The chorus is a set-up; the first three lines sound cheerful enough, but the last line implies that something is going on that we are not aware of:

You are my sunshine, my only sunshine. / You make me happy when skies are grey. / You’ll never know, dear, how much I love you.

So far, so good, but then the hammer drops:

Please don’t take my sunshine away.

“Whoa,” I used to think when we sang that song. “Where did that come from? What did the songwriter know that we don’t know?”

The combination of the plaintive melody and the sudden implication that catastrophe looms ahead seemed out of place in my Howdy Doody, Lincoln Logs world.

The verses were even more disturbing.

In the first one, we found ourselves singing in our flutey little voices about someone fantasizing about sleeping with a lover.

The other night, dear, as I lay sleeping / I dreamt I held you in my arms.

But any stimulation our young psyches derived from this image was quickly dispelled:

When I awoke, dear, I was mistaken / so I hung my head and cried.

Clearly, we were not dealing with “April Showers” or “Yankee Doodle.” We knew that before we got to the second verse, it’s dark threat:

I will always love you and make you happy / if you will only say the same. / But if you leave me to love another / you will regret it all one day.

It sounds like the last scene of I Pagliacci. The only thing missing is the knife.

The denouement comes in the third verse, and it isn’t pretty:

You told me once dear, you really loved me / and no one else dear, could come between. / But now you’ve left me and love another. / You have shattered all my dreams.

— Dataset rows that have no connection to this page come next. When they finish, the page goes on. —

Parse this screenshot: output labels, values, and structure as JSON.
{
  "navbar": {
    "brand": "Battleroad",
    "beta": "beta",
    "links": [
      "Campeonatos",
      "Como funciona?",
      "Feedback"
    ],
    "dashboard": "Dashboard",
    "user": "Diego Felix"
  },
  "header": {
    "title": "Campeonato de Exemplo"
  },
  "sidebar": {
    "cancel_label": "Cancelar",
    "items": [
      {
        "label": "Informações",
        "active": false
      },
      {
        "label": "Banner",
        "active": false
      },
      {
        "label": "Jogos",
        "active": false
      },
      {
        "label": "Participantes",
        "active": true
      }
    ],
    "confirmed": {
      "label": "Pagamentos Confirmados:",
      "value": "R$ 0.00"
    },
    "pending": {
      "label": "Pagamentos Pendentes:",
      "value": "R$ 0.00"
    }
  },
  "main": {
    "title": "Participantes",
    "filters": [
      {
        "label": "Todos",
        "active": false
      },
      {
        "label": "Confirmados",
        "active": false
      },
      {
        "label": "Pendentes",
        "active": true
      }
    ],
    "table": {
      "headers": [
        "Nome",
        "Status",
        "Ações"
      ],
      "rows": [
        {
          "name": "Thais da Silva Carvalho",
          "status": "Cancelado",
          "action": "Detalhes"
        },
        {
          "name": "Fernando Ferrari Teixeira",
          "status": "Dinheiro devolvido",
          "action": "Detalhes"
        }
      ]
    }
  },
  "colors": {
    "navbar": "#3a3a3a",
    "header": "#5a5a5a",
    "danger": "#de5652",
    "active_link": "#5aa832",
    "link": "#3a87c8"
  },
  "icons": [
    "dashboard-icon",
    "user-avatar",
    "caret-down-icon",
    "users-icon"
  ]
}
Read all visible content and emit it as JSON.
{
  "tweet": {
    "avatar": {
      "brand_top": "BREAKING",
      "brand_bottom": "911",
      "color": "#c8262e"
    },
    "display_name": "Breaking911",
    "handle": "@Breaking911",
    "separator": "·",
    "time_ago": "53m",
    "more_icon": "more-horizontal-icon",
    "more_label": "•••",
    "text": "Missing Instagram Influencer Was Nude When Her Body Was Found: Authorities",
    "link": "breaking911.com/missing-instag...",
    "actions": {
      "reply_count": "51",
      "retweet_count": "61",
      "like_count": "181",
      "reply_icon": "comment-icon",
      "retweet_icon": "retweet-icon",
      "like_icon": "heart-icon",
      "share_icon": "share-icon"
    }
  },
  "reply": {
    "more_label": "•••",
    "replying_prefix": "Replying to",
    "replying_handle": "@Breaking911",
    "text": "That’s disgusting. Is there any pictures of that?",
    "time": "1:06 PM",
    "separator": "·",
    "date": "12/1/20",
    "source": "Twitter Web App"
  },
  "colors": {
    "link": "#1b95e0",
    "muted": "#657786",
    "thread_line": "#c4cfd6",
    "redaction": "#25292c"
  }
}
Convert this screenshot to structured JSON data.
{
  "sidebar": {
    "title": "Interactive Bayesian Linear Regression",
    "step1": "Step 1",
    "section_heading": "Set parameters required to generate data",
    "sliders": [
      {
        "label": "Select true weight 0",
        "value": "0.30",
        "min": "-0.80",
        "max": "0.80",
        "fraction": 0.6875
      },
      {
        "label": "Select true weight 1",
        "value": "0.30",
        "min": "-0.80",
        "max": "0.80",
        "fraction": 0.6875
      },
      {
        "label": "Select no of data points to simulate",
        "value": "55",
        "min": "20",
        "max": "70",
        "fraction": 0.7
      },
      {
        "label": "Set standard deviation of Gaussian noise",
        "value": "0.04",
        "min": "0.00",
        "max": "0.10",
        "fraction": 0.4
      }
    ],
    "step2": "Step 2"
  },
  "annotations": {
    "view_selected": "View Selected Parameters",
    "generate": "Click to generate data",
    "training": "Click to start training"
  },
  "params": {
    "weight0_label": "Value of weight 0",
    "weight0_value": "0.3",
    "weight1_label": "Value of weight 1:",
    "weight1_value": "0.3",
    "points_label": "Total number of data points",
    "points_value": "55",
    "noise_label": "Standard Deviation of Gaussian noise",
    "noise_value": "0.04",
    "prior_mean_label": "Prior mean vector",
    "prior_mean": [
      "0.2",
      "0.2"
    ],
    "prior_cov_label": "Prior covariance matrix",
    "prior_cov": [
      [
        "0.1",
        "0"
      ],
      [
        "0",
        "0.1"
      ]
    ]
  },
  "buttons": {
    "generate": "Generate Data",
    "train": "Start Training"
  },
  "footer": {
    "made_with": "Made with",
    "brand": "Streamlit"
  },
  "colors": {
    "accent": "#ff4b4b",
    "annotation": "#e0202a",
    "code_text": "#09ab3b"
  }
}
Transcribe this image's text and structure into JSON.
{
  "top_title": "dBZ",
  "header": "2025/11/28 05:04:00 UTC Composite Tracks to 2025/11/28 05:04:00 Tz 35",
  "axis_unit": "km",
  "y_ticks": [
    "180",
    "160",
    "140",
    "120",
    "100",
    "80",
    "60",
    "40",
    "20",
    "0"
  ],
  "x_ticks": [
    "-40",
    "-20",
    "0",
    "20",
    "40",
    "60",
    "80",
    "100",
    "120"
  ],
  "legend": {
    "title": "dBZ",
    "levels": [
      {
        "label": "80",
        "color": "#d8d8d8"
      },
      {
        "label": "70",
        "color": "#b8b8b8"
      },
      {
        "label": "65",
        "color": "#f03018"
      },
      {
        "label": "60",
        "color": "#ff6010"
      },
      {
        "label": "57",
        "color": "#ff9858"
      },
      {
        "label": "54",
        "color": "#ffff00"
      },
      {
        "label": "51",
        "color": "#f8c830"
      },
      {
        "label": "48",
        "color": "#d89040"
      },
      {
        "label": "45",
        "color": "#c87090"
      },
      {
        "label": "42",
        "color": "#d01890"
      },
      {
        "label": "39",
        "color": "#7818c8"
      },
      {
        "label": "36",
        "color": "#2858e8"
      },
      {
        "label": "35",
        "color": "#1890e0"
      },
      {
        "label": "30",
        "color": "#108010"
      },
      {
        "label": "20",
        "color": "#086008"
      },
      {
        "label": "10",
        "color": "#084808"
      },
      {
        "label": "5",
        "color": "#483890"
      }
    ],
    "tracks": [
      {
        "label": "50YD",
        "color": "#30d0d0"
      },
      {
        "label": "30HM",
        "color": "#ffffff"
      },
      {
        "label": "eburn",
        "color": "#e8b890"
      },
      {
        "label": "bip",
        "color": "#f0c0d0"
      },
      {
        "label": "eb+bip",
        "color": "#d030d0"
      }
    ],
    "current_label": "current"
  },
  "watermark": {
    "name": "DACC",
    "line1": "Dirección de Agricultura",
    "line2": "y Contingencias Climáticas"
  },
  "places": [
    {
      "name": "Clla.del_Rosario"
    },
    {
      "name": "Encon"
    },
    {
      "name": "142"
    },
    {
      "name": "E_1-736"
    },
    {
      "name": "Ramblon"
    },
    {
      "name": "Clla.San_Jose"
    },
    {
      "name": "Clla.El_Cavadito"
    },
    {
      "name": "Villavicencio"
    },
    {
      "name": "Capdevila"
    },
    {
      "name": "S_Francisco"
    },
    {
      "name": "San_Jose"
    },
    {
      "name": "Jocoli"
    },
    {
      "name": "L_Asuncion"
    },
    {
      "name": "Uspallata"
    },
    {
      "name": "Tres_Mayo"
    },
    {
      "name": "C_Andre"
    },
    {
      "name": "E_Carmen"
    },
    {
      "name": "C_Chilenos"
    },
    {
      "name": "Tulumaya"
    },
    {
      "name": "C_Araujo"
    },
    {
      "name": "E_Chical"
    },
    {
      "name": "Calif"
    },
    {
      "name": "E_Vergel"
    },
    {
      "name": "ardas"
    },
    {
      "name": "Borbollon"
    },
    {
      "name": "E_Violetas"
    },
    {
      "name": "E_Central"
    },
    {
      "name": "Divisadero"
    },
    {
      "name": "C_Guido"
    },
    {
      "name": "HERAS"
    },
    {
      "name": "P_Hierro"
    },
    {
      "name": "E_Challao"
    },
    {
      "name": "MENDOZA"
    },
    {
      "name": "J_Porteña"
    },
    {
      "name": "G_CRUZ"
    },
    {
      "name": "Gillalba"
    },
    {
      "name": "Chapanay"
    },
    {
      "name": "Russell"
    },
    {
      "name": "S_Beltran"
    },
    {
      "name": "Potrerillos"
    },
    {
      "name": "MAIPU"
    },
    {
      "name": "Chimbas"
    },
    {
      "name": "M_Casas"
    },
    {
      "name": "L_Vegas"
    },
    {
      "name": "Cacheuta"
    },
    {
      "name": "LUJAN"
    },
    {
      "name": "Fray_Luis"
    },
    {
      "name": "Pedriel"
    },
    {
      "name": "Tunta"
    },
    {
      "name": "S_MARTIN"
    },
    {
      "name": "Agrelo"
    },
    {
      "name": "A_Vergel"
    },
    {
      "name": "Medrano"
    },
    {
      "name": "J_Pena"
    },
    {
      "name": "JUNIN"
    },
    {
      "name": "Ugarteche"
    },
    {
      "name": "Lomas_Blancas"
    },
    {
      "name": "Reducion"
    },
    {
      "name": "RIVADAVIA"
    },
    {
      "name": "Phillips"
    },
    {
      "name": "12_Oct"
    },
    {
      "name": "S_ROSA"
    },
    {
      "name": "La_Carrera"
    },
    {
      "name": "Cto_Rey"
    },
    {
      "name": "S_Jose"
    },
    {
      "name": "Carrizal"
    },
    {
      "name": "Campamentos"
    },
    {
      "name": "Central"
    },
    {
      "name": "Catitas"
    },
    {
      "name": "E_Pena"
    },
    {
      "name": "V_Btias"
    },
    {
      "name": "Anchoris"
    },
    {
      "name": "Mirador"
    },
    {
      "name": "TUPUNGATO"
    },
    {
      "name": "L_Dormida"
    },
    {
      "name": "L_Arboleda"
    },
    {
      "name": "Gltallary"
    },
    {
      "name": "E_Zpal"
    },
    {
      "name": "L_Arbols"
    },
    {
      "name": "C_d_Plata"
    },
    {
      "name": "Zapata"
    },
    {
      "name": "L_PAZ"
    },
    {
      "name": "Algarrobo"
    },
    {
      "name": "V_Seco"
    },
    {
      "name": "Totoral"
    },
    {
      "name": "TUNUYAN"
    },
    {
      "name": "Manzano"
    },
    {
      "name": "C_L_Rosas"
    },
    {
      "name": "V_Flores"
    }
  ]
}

Jimmie_Davis (2)

 

“You Are My Sunshine” was recorded on February 5, 1940 by Jimmy Davis and Charles Mitchell. It is, in fact, the most recent state song of Louisiana, so designated in 1977 by a legislature that apparently hadn’t read the lyrics. I say “the most recent state song” because Louisiana adopted two “official state songs” before this one, and it has at least three other “official songs” for specific purposes. The action in 1977 was based largely on the fact that Jimmy Davis had served as governor of Louisiana from 1960 to 1964.

But before the Davis-Mitchell recording, two other versions of the song were cut in 1939—one by the Pine Ridge Boys (Marvin Taylor and Doug Spivey) on August 22 and one by The Rice Brothers Gang on September 13.

When Davis ran for governor in 1944, he often appeared during his campaign riding on a horse named Sunshine and singing this song.

Although Davis or Davis and Mitchell together are usually given credit for writing the song, it appears that Davis actually bought the rights to it from Paul Rice (of the Rice Brothers). Davis took credit for the tune, but never claimed to have written it.

Although it was an odd choice for us kids, “You Are My Sunshine” played an important in the evolution of American popular music. The Jimmy Davis version was popular enough that it made the country sound attractive to people who normally would have ignored it. In 1940, the song was covered four times, including by cowboy singer Gene Autry, but also by Bing Crosby and Lawrence Welk, so that the crossover occurred almost immediately. Among those who have covered it since then are Nat “King ” Cole, Johnny Cash and June Carter, Ray Charles, Ike and Tina Turner, Aretha Franklin, and Mtume.